* [Exercise objective]:
Would you return every line of the listing below that has "watermark" in it?

Start of Source data

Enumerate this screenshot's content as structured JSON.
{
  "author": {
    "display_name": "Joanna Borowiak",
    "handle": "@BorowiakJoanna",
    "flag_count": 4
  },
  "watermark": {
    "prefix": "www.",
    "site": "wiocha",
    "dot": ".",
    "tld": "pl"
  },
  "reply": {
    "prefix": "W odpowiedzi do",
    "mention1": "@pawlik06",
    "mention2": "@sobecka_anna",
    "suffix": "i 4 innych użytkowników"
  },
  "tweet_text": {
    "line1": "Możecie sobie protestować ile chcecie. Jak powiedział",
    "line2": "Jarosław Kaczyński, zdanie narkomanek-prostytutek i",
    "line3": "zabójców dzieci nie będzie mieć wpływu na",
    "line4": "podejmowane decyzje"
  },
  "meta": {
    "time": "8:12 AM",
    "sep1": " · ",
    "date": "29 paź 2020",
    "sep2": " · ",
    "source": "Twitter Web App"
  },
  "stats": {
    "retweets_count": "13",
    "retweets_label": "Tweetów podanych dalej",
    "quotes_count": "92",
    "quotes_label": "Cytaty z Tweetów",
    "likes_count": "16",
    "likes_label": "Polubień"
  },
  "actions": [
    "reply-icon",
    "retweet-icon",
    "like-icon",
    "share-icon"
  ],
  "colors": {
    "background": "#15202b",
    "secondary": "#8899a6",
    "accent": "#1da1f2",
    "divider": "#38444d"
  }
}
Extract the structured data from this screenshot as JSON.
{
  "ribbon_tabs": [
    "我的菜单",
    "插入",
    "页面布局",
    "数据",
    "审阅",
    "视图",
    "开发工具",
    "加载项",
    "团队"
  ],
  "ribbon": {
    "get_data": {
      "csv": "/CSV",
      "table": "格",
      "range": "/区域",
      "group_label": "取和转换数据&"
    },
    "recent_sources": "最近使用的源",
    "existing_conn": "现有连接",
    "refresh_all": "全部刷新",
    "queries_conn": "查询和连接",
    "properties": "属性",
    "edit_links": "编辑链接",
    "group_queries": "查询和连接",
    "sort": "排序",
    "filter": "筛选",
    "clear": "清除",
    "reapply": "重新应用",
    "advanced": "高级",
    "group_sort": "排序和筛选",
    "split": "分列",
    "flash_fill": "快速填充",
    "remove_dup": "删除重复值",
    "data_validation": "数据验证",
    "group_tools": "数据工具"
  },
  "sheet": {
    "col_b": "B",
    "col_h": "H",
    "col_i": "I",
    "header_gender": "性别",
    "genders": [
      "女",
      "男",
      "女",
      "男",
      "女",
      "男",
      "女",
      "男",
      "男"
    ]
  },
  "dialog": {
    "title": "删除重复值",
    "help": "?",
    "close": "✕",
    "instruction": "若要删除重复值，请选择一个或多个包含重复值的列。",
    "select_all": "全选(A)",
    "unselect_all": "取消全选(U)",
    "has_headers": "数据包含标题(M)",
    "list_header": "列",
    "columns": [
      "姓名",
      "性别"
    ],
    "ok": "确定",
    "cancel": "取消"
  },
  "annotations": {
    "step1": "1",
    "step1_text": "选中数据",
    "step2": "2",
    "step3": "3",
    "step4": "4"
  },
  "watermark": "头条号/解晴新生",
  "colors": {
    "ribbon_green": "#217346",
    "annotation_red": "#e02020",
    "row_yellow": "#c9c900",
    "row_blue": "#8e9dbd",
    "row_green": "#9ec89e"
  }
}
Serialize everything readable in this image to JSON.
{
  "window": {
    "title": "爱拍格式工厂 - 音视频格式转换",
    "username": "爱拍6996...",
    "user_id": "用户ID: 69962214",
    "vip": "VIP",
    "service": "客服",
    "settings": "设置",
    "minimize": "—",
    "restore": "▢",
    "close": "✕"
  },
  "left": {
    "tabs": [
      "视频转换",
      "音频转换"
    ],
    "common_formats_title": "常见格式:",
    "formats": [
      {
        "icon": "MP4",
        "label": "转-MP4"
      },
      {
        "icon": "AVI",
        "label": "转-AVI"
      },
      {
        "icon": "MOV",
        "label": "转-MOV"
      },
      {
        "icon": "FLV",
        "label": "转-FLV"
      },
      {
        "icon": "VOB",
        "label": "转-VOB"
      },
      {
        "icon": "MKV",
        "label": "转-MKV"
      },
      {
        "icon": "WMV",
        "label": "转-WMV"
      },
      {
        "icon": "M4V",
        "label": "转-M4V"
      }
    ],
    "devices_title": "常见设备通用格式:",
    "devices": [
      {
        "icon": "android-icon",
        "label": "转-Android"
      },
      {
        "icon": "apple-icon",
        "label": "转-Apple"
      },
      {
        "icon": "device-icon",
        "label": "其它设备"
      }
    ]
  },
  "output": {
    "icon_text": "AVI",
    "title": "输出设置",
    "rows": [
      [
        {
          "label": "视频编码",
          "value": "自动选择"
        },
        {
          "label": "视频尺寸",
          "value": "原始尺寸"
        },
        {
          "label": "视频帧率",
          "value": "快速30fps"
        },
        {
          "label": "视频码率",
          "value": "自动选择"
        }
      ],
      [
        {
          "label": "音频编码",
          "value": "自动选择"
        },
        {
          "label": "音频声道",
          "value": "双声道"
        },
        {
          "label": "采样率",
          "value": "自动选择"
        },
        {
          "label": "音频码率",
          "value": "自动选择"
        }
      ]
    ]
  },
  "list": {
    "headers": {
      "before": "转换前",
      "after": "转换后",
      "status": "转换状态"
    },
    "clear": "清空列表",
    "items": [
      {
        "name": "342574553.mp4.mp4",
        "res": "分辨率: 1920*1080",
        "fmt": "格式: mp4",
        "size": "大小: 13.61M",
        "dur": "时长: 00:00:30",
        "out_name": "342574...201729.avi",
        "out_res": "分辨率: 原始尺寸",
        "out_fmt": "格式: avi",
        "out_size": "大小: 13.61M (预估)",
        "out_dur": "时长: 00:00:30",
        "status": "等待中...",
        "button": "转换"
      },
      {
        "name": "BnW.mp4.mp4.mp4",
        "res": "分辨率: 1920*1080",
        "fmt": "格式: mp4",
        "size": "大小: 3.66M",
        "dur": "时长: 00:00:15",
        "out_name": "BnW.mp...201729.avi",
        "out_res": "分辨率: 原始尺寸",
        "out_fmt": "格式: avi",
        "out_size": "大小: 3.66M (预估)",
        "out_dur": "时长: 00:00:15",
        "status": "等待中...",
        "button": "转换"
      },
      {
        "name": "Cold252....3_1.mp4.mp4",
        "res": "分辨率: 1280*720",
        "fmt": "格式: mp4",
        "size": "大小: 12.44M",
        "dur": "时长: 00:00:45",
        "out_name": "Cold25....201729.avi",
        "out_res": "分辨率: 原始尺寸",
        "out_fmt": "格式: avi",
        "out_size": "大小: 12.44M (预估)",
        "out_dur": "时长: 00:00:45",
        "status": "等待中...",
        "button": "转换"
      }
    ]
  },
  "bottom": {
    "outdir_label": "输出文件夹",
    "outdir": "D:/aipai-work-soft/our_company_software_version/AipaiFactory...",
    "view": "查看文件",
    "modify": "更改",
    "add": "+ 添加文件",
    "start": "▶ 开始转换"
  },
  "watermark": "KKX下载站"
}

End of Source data
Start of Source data

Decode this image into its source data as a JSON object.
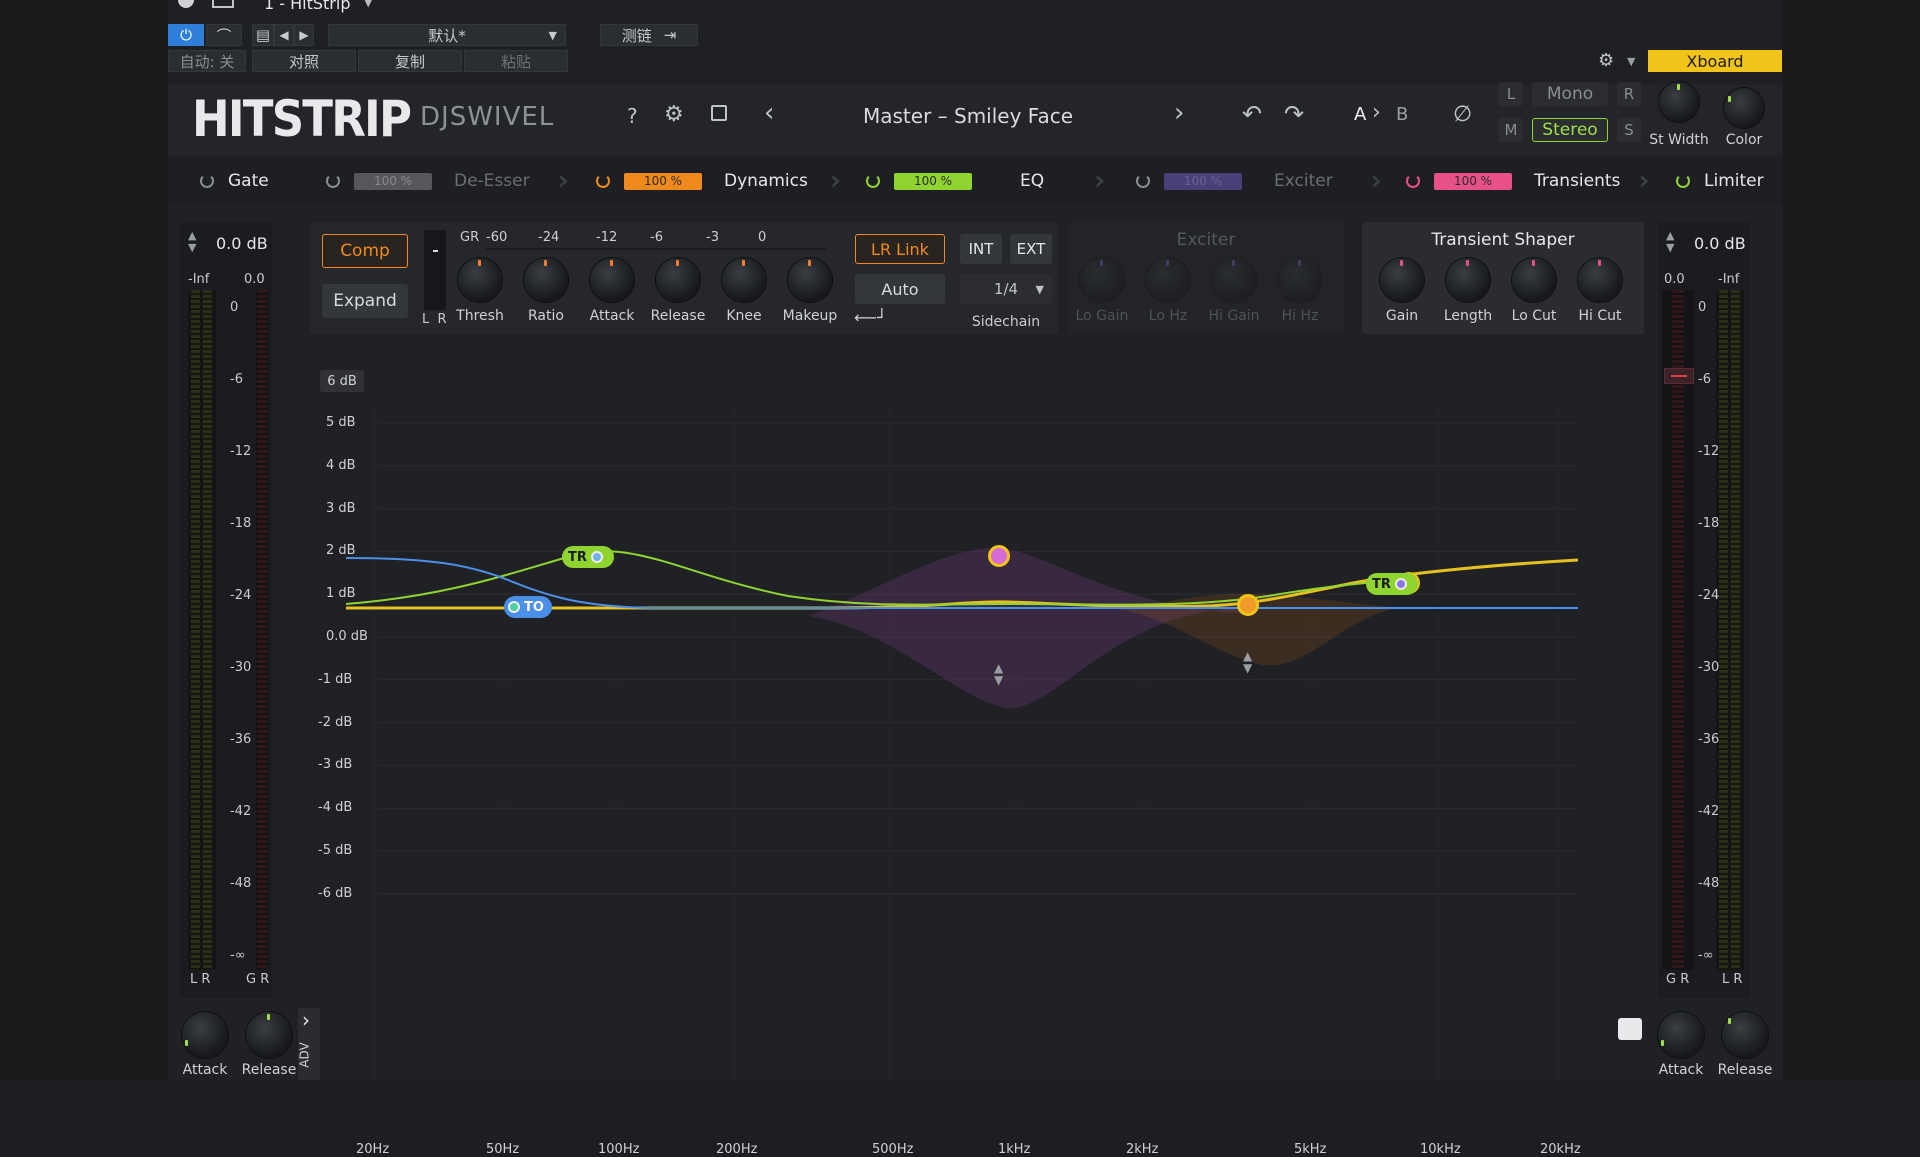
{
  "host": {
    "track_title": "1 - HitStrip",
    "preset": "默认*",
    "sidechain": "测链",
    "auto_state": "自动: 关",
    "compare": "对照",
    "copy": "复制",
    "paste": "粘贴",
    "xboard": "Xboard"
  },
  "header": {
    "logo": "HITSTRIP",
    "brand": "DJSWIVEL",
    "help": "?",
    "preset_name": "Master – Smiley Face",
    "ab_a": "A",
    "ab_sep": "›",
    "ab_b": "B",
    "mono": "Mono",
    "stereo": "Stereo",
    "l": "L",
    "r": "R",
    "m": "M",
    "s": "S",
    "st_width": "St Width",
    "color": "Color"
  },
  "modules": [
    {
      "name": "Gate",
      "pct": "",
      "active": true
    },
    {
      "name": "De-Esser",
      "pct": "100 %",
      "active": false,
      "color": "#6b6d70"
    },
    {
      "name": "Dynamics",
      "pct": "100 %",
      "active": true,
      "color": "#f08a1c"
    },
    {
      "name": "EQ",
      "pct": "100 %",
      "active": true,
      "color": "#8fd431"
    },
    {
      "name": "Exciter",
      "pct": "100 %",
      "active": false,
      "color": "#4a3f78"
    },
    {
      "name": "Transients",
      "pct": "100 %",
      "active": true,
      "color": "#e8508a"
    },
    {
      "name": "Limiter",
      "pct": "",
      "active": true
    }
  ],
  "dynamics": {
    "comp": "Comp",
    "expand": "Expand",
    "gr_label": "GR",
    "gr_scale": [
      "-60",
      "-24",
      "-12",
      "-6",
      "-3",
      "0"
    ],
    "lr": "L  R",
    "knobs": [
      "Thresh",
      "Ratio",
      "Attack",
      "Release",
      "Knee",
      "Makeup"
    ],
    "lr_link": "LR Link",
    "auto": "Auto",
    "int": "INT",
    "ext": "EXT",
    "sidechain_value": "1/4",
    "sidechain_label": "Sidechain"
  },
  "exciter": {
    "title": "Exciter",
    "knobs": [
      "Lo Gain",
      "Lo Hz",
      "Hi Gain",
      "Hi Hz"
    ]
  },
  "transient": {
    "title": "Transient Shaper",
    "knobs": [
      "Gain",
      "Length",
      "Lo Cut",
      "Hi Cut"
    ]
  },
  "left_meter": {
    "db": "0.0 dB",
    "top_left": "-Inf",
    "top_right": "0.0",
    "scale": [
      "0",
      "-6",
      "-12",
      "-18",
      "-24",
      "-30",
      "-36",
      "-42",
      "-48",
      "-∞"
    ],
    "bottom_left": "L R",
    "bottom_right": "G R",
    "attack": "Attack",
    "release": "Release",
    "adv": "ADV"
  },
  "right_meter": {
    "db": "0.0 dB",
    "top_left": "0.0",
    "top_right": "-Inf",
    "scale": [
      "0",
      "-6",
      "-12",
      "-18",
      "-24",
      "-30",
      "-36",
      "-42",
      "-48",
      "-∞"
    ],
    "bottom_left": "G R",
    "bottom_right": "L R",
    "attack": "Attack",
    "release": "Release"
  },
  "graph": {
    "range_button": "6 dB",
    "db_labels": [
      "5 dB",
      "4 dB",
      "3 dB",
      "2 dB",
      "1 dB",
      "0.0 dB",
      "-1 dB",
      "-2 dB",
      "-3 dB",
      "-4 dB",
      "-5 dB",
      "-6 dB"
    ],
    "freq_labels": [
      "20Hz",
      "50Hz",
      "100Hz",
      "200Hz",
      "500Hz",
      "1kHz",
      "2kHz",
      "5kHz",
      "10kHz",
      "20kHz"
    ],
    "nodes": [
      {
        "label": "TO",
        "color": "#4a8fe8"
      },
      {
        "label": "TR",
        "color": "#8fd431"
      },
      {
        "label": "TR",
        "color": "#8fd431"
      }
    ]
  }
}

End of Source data
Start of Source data

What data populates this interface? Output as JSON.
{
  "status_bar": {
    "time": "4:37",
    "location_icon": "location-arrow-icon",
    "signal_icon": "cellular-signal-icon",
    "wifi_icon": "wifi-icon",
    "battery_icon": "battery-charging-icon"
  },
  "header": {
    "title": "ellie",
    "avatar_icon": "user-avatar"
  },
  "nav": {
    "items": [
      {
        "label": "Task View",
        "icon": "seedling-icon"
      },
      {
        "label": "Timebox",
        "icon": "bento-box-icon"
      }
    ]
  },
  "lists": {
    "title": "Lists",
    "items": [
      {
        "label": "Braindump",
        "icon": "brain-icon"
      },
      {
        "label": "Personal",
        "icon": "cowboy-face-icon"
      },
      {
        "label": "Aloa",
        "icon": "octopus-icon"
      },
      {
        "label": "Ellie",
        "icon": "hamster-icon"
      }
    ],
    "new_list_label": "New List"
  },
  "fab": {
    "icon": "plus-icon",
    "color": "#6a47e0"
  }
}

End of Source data

* [Exercise response]:
  "watermark": {
  "watermark": "头条号/解晴新生",
  "watermark": "KKX下载站"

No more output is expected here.